Tuesday, March 29, 2011
Article Of Interest: Carrie Leonetti & Jeremy Bailenson's High-Tech View: The Use of Immersive Virtual Environments in Jury Trials
Last year, I posted an entry about Andrew M. Perlman's The Legal Ethics of Metadata Mining, in which Professor Perlman concluded that "[t]he best approach to metadata mining is to analogize it to the review of inadvertently disclosed documents more generally [because] [t]he two issues are conceptually indistinguishable." I agreed with Professor Perlman's analysis of the issue and found that courts should should similarly analogize compelled forensic imaging to the compelled disclosure of documents covered by attorney-client privilege when the adverse party claims that they are subject to the crime-fraud exception.
In their recent article, High-Tech View: The Use of Immersive Virtual Environments in Jury Trials, 93 Marq. L. Rev. 1073 (2010), Carrie Leonetti, an Assistant Professor at the University of Oregon School of Law, and Jeremy Bailenson, an Associate Professor of Communication at Stanford University, make a similar argument with regard to immersive-virtual environment (IVE) evidence. Specifically, they claim that IVE evidence is analogous to other representative media and should be treated the same as its predecessors. As the authors note:
The portrayal of scene evidence has followed a somewhat linear progression: live viewing, drawings, black-and-white photographs, color photographs, video recording, and, now, VR simulation. There is no reason why IVE technology should be subjected to any different or more strenuous threshold for admissibility than any other representational medium representational medium.
Here's how they get there:
Monday, March 28, 2011
Crime Scene Investigation: PA Court Affirms Robbery Convictions Despite Unauthorized Juror Crime Scene Visit
Upon an inquiry into the validity of a verdict, including a sentencing verdict pursuant to 42 Pa.C.S.A. § 9711 (relating to capital sentencing proceedings), a juror may not testify as to any matter or statement occurring during the course of the jury’s deliberations or to the effect of anything upon that or any other juror’s mind or emotions in reaching a decision upon the verdict or concerning the juror’s mental processes in connection therewith, and a juror’s affidavit or evidence of any statement by the juror about any of these subjects may not be received. However, a juror may testify concerning whether prejudicial facts not of record, and beyond common knowledge and experience, were improperly brought to the jury’s attention or whether any outside influence was improperly brought to bear upon any juror.

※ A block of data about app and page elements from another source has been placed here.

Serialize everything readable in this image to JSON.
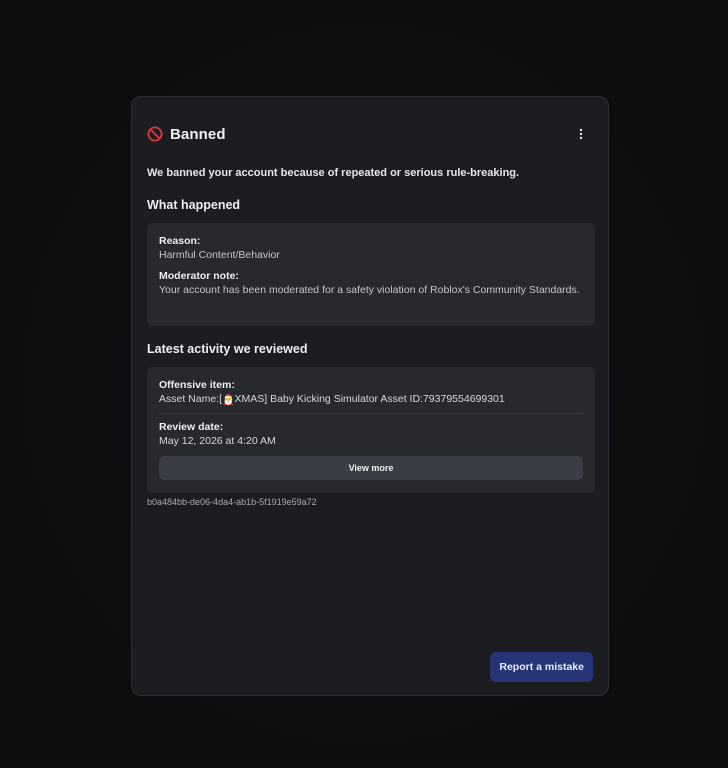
{
  "modal": {
    "title": "Banned",
    "title_icon": "ban-icon",
    "menu_icon": "more-vertical-icon",
    "intro": "We banned your account because of repeated or serious rule-breaking."
  },
  "what_happened": {
    "heading": "What happened",
    "reason_label": "Reason:",
    "reason_value": "Harmful Content/Behavior",
    "note_label": "Moderator note:",
    "note_value": "Your account has been moderated for a safety violation of Roblox's Community Standards."
  },
  "activity": {
    "heading": "Latest activity we reviewed",
    "item_label": "Offensive item:",
    "item_prefix": "Asset Name:[",
    "item_suffix": "XMAS] Baby Kicking Simulator Asset ID:79379554699301",
    "item_emoji": "🎅",
    "date_label": "Review date:",
    "date_value": "May 12, 2026 at 4:20 AM",
    "view_more_label": "View more"
  },
  "reference_id": "b0a484bb-de06-4da4-ab1b-5f1919e59a72",
  "footer": {
    "report_label": "Report a mistake"
  },
  "colors": {
    "background": "#0e0f11",
    "modal": "#1c1d21",
    "box": "#27292f",
    "ban_icon": "#e0383e",
    "report_button": "#263578"
  }
}
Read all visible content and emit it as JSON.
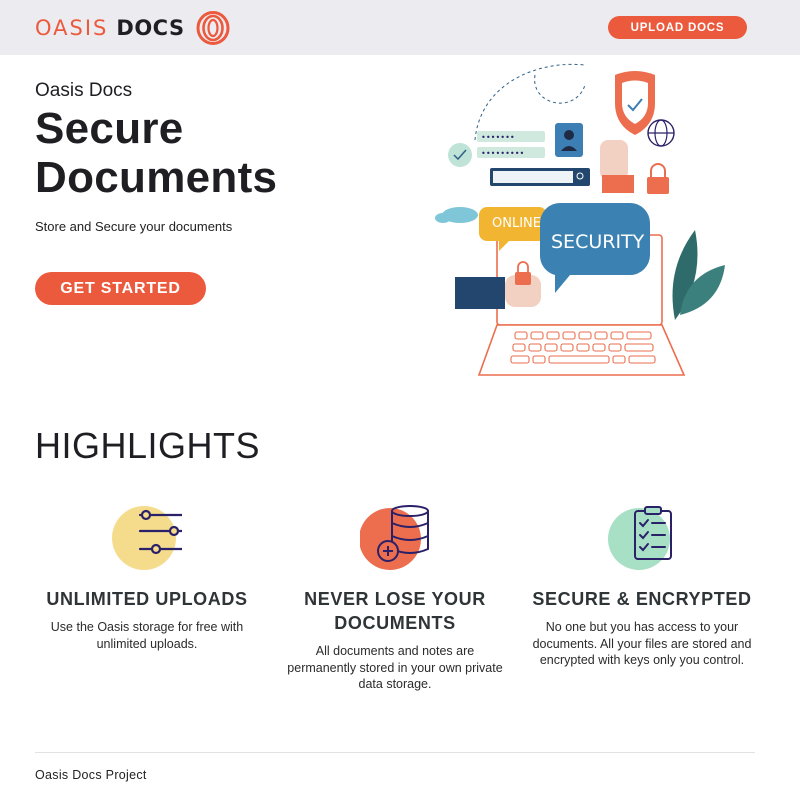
{
  "header": {
    "logo_word_1": "OASIS",
    "logo_word_2": "DOCS",
    "upload_label": "UPLOAD DOCS"
  },
  "hero": {
    "eyebrow": "Oasis Docs",
    "title_line_1": "Secure",
    "title_line_2": "Documents",
    "subtitle": "Store and Secure your documents",
    "cta_label": "GET STARTED",
    "illustration_text_1": "ONLINE",
    "illustration_text_2": "SECURITY"
  },
  "highlights": {
    "title": "HIGHLIGHTS",
    "items": [
      {
        "icon": "sliders-icon",
        "accent": "#f5dc8c",
        "title": "UNLIMITED UPLOADS",
        "description": "Use the Oasis storage for free with unlimited uploads."
      },
      {
        "icon": "database-add-icon",
        "accent": "#ec6e4f",
        "title": "NEVER LOSE YOUR DOCUMENTS",
        "description": "All documents and notes are permanently stored in your own private data storage."
      },
      {
        "icon": "checklist-icon",
        "accent": "#a8e0c6",
        "title": "SECURE & ENCRYPTED",
        "description": "No one but you has access to your documents. All your files are stored and encrypted with keys only you control."
      }
    ]
  },
  "footer": {
    "text": "Oasis Docs Project"
  },
  "colors": {
    "brand": "#ec5a3e",
    "header_bg": "#ececf0",
    "ink": "#2b2168"
  }
}
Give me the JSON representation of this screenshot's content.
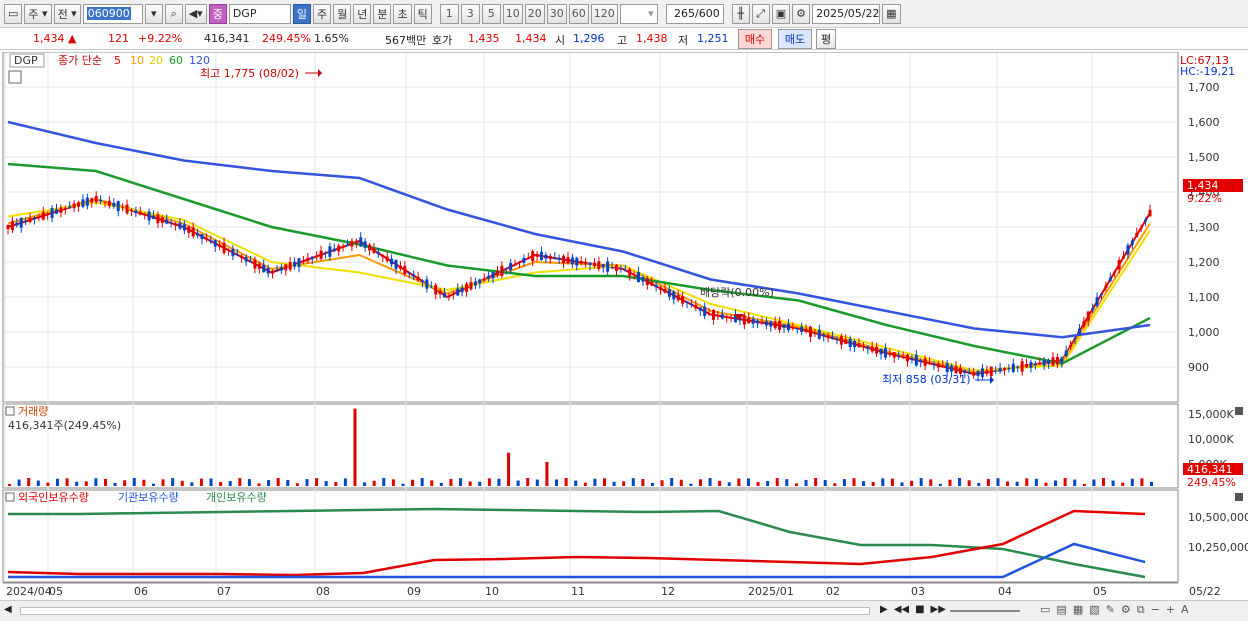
{
  "toolbar": {
    "type_label": "주",
    "prev_label": "전",
    "code": "060900",
    "name_badge": "중",
    "name": "DGP",
    "periods": [
      "일",
      "주",
      "월",
      "년",
      "분",
      "초",
      "틱"
    ],
    "active_period": "일",
    "ticks": [
      "1",
      "3",
      "5",
      "10",
      "20",
      "30",
      "60",
      "120"
    ],
    "count": "265",
    "count_max": "/600",
    "date": "2025/05/22"
  },
  "quote": {
    "price": "1,434",
    "change_arrow": "▲",
    "change": "121",
    "change_pct": "+9.22%",
    "volume": "416,341",
    "volume_ratio": "249.45%",
    "turnover": "1.65%",
    "amount": "567백만",
    "ask_label": "호가",
    "ask": "1,435",
    "bid": "1,434",
    "open_label": "시",
    "open": "1,296",
    "high_label": "고",
    "high": "1,438",
    "low_label": "저",
    "low": "1,251",
    "buy_label": "매수",
    "sell_label": "매도",
    "eval_label": "평"
  },
  "price_panel": {
    "symbol": "DGP",
    "ma_title": "종가 단순",
    "ma_periods": [
      "5",
      "10",
      "20",
      "60",
      "120"
    ],
    "lc": "LC:67,13",
    "hc": "HC:-19,21",
    "high_note": "최고 1,775 (08/02)",
    "low_note": "최저 858 (03/31)",
    "event_note": "배당락(0.00%)",
    "last_price": "1,434",
    "last_pct": "9.22%",
    "axis": [
      "1,700",
      "1,600",
      "1,500",
      "1,400",
      "1,300",
      "1,200",
      "1,100",
      "1,000",
      "900"
    ]
  },
  "volume_panel": {
    "title": "거래량",
    "value": "416,341주(249.45%)",
    "axis": [
      "15,000K",
      "10,000K",
      "5,000K"
    ],
    "last": "416,341",
    "last_pct": "249.45%"
  },
  "holdings_panel": {
    "legend": [
      "외국인보유수량",
      "기관보유수량",
      "개인보유수량"
    ],
    "axis": [
      "10,500,000",
      "10,250,000"
    ]
  },
  "x_axis": [
    "2024/04",
    "05",
    "06",
    "07",
    "08",
    "09",
    "10",
    "11",
    "12",
    "2025/01",
    "02",
    "03",
    "04",
    "05",
    "05/22"
  ],
  "colors": {
    "ma5": "#e00000",
    "ma10": "#ff9900",
    "ma20": "#f0e000",
    "ma60": "#1a9a2a",
    "ma120": "#3355dd",
    "foreign": "#e00000",
    "institution": "#2255dd",
    "individual": "#2a8a50"
  },
  "chart_data": {
    "type": "line",
    "title": "",
    "x": [
      "2024/04",
      "05",
      "06",
      "07",
      "08",
      "09",
      "10",
      "11",
      "12",
      "2025/01",
      "02",
      "03",
      "04",
      "05"
    ],
    "series": [
      {
        "name": "5",
        "values": [
          1300,
          1380,
          1300,
          1170,
          1260,
          1100,
          1220,
          1180,
          1050,
          1010,
          940,
          880,
          920,
          1340
        ]
      },
      {
        "name": "10",
        "values": [
          1310,
          1380,
          1310,
          1180,
          1220,
          1110,
          1200,
          1190,
          1060,
          1015,
          945,
          885,
          915,
          1310
        ]
      },
      {
        "name": "20",
        "values": [
          1330,
          1370,
          1320,
          1200,
          1170,
          1120,
          1170,
          1190,
          1080,
          1020,
          955,
          890,
          905,
          1290
        ]
      },
      {
        "name": "60",
        "values": [
          1480,
          1460,
          1380,
          1300,
          1250,
          1190,
          1160,
          1160,
          1120,
          1090,
          1020,
          960,
          910,
          1040
        ]
      },
      {
        "name": "120",
        "values": [
          1600,
          1540,
          1490,
          1460,
          1440,
          1350,
          1280,
          1230,
          1150,
          1110,
          1060,
          1010,
          985,
          1020
        ]
      }
    ],
    "ylim": [
      800,
      1800
    ],
    "grid": true
  }
}
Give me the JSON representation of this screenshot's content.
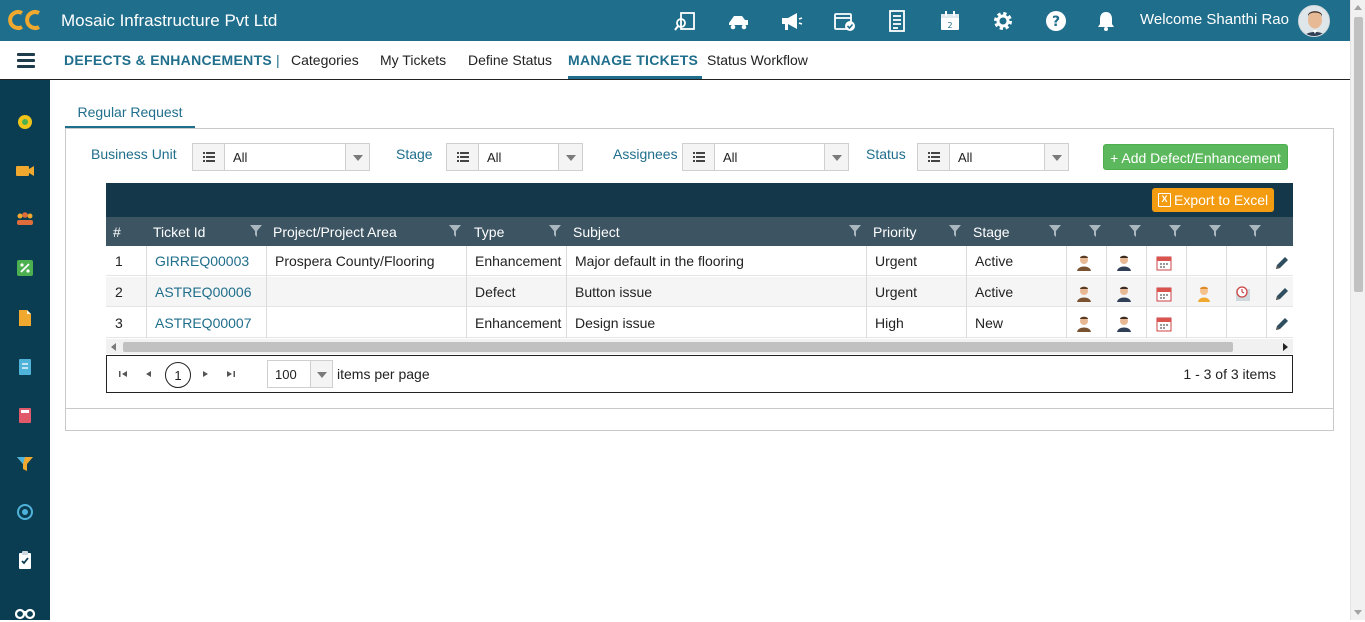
{
  "header": {
    "company": "Mosaic Infrastructure Pvt Ltd",
    "welcome": "Welcome Shanthi Rao",
    "icons": [
      "search-document-icon",
      "delivery-truck-icon",
      "megaphone-icon",
      "calendar-check-icon",
      "checklist-icon",
      "calendar-icon",
      "gear-icon",
      "help-icon"
    ],
    "brand_color": "#1f6e8c"
  },
  "nav": {
    "title": "DEFECTS & ENHANCEMENTS",
    "separator": "|",
    "links": [
      "Categories",
      "My Tickets",
      "Define Status",
      "MANAGE TICKETS",
      "Status Workflow"
    ],
    "active": "MANAGE TICKETS"
  },
  "tabs": {
    "regular": "Regular Request"
  },
  "filters": {
    "business_unit": {
      "label": "Business Unit",
      "value": "All"
    },
    "stage": {
      "label": "Stage",
      "value": "All"
    },
    "assignees": {
      "label": "Assignees",
      "value": "All"
    },
    "status": {
      "label": "Status",
      "value": "All"
    }
  },
  "actions": {
    "add": "+ Add Defect/Enhancement",
    "export": "Export to Excel",
    "add_color": "#5cb85c",
    "export_color": "#f39c12"
  },
  "grid": {
    "columns": [
      "#",
      "Ticket Id",
      "Project/Project Area",
      "Type",
      "Subject",
      "Priority",
      "Stage"
    ],
    "rows": [
      {
        "num": "1",
        "ticket": "GIRREQ00003",
        "project": "Prospera County/Flooring",
        "type": "Enhancement",
        "subject": "Major default in the flooring",
        "priority": "Urgent",
        "stage": "Active"
      },
      {
        "num": "2",
        "ticket": "ASTREQ00006",
        "project": "",
        "type": "Defect",
        "subject": "Button issue",
        "priority": "Urgent",
        "stage": "Active"
      },
      {
        "num": "3",
        "ticket": "ASTREQ00007",
        "project": "",
        "type": "Enhancement",
        "subject": "Design issue",
        "priority": "High",
        "stage": "New"
      }
    ]
  },
  "pager": {
    "page": "1",
    "page_size": "100",
    "items_per_page": "items per page",
    "info": "1 - 3 of 3 items"
  }
}
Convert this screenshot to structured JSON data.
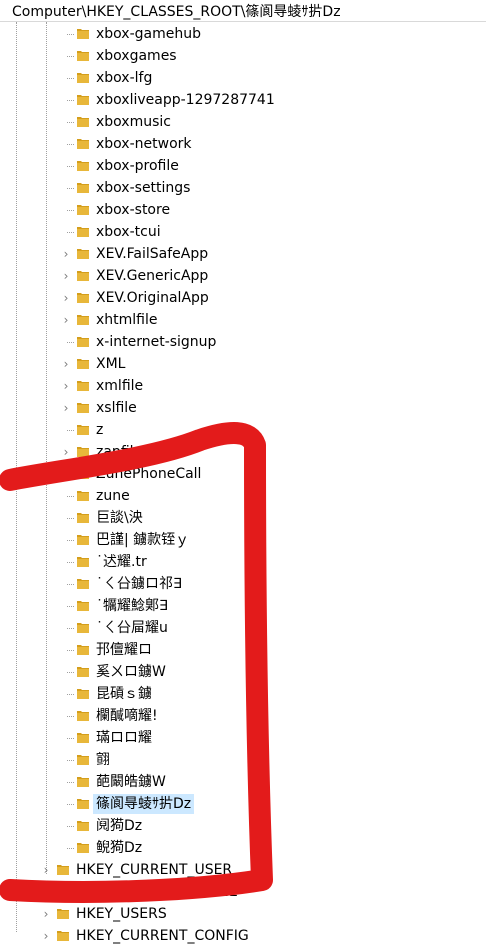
{
  "address_bar": {
    "path": "Computer\\HKEY_CLASSES_ROOT\\篠阆㝵䗀ｻ扸Dz"
  },
  "tree": {
    "items": [
      {
        "label": "xbox-gamehub",
        "expandable": false
      },
      {
        "label": "xboxgames",
        "expandable": false
      },
      {
        "label": "xbox-lfg",
        "expandable": false
      },
      {
        "label": "xboxliveapp-1297287741",
        "expandable": false
      },
      {
        "label": "xboxmusic",
        "expandable": false
      },
      {
        "label": "xbox-network",
        "expandable": false
      },
      {
        "label": "xbox-profile",
        "expandable": false
      },
      {
        "label": "xbox-settings",
        "expandable": false
      },
      {
        "label": "xbox-store",
        "expandable": false
      },
      {
        "label": "xbox-tcui",
        "expandable": false
      },
      {
        "label": "XEV.FailSafeApp",
        "expandable": true
      },
      {
        "label": "XEV.GenericApp",
        "expandable": true
      },
      {
        "label": "XEV.OriginalApp",
        "expandable": true
      },
      {
        "label": "xhtmlfile",
        "expandable": true
      },
      {
        "label": "x-internet-signup",
        "expandable": false
      },
      {
        "label": "XML",
        "expandable": true
      },
      {
        "label": "xmlfile",
        "expandable": true
      },
      {
        "label": "xslfile",
        "expandable": true
      },
      {
        "label": "z",
        "expandable": false
      },
      {
        "label": "zapfil",
        "expandable": true
      },
      {
        "label": "ZunePhoneCall",
        "expandable": true
      },
      {
        "label": "zune",
        "expandable": false
      },
      {
        "label": "巨談\\泱",
        "expandable": false
      },
      {
        "label": "巴謹| 鐪款铚ｙ",
        "expandable": false
      },
      {
        "label": "˙迖耀.tr",
        "expandable": false
      },
      {
        "label": "˙ㄑ㕣鐪ロ祁∃",
        "expandable": false
      },
      {
        "label": "˙犡耀鯰鄓∃",
        "expandable": false
      },
      {
        "label": "˙ㄑ㕣屇耀u",
        "expandable": false
      },
      {
        "label": "邘儃耀ロ",
        "expandable": false
      },
      {
        "label": "奚ㄨロ鐪W",
        "expandable": false
      },
      {
        "label": "昆碽ｓ鐪",
        "expandable": false
      },
      {
        "label": "欄醎嘀耀!",
        "expandable": false
      },
      {
        "label": "璊ロロ耀",
        "expandable": false
      },
      {
        "label": "翧",
        "expandable": false
      },
      {
        "label": "葩闞皓鐪W",
        "expandable": false
      },
      {
        "label": "篠阆㝵䗀ｻ扸Dz",
        "expandable": false,
        "selected": true
      },
      {
        "label": "阋㺃Dz",
        "expandable": false
      },
      {
        "label": "鲵㺃Dz",
        "expandable": false
      },
      {
        "label": "HKEY_CURRENT_USER",
        "expandable": true,
        "level": 0
      },
      {
        "label": "HKEY_LOCAL_MACHINE",
        "expandable": true,
        "level": 0
      },
      {
        "label": "HKEY_USERS",
        "expandable": true,
        "level": 0
      },
      {
        "label": "HKEY_CURRENT_CONFIG",
        "expandable": true,
        "level": 0
      }
    ]
  },
  "colors": {
    "folder": "#e8b73a",
    "folder_dark": "#d49e1c",
    "selected": "#cce8ff",
    "scribble": "#e31b1b"
  },
  "icons": {
    "folder": "folder-icon",
    "chevron": "chevron-right-icon"
  }
}
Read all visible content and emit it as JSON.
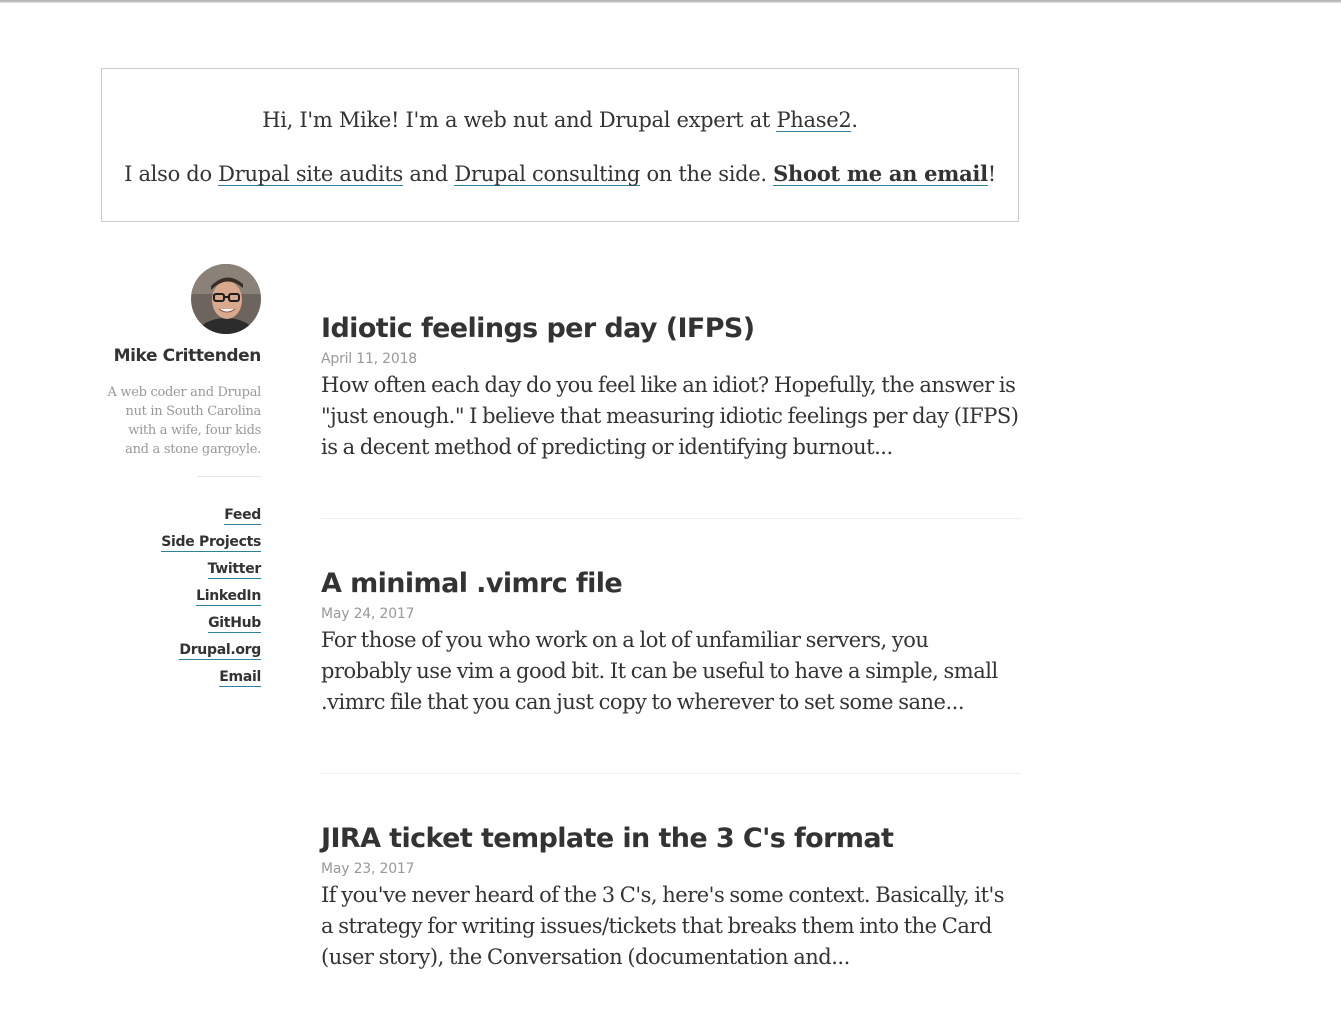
{
  "intro": {
    "line1_pre": "Hi, I'm Mike! I'm a web nut and Drupal expert at ",
    "line1_link": "Phase2",
    "line1_post": ".",
    "line2_pre": "I also do ",
    "audits_link": "Drupal site audits",
    "line2_mid": " and ",
    "consulting_link": "Drupal consulting",
    "line2_mid2": " on the side. ",
    "email_link": "Shoot me an email",
    "line2_post": "!"
  },
  "sidebar": {
    "avatar_icon": "avatar-photo",
    "name": "Mike Crittenden",
    "bio": "A web coder and Drupal nut in South Carolina with a wife, four kids and a stone gargoyle.",
    "nav": [
      "Feed",
      "Side Projects",
      "Twitter",
      "LinkedIn",
      "GitHub",
      "Drupal.org",
      "Email"
    ]
  },
  "posts": [
    {
      "title": "Idiotic feelings per day (IFPS)",
      "date": "April 11, 2018",
      "excerpt": "How often each day do you feel like an idiot? Hopefully, the answer is \"just enough.\" I believe that measuring idiotic feelings per day (IFPS) is a decent method of predicting or identifying burnout..."
    },
    {
      "title": "A minimal .vimrc file",
      "date": "May 24, 2017",
      "excerpt": "For those of you who work on a lot of unfamiliar servers, you probably use vim a good bit. It can be useful to have a simple, small .vimrc file that you can just copy to wherever to set some sane..."
    },
    {
      "title": "JIRA ticket template in the 3 C's format",
      "date": "May 23, 2017",
      "excerpt": "If you've never heard of the 3 C's, here's some context. Basically, it's a strategy for writing issues/tickets that breaks them into the Card (user story), the Conversation (documentation and..."
    }
  ],
  "colors": {
    "text": "#333333",
    "muted": "#999999",
    "link_underline": "#2f7fa0",
    "border": "#cccccc"
  }
}
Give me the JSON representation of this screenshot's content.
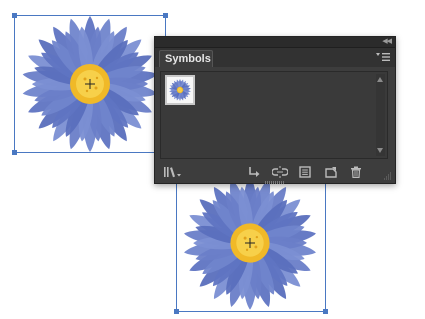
{
  "panel": {
    "tab_label": "Symbols",
    "collapse_icon": "double-chevron-left-icon",
    "menu_icon": "panel-menu-icon"
  },
  "symbols": [
    {
      "name": "blue-aster-flower",
      "selected": true
    }
  ],
  "toolbar": {
    "icons": [
      "symbol-libraries-menu-icon",
      "place-symbol-instance-icon",
      "break-link-icon",
      "symbol-options-icon",
      "new-symbol-icon",
      "delete-symbol-icon"
    ]
  },
  "colors": {
    "panel_bg": "#3d3d3d",
    "selection": "#4a78c2",
    "petal": "#6b7fc8",
    "center": "#f2c230"
  }
}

Under Rule 606(b), it is clear that a juror's unauthorized visit to the crime scene uncovers prejudicial facts not of the record (or extraneous prejudicial information. But should such a visit lead to a new trial? According to the recent opinion of the Superior Court of Pennsylvania in Commonwealth v. Pope, 2011 WL 480533 (Pa.Super. 2011), the answer is "no," at least if the layout of the crime scene was not a central issue at trial.
Sunday, March 27, 2011
Sign Here: 5th Circuit Finds District Court Improperly Excluded Signed Prior Inconsistent Statements
The requirement of authentication or identification as a condition precedent to admissibility is satisfied by evidence sufficient to support a finding that the matter in question is what its proponent claims.
So, let's say that a party wants to impeach a witness through an alleged prior inconsistent which was signed by the witness but which the witness claims is inaccurate. Has the prior statement been properly authenticated? According to the recent opinion of the Fifth Circuit in United States v. Isiwele, 2011 WL 768883 (5th Cir. 2011), the answer is "yes."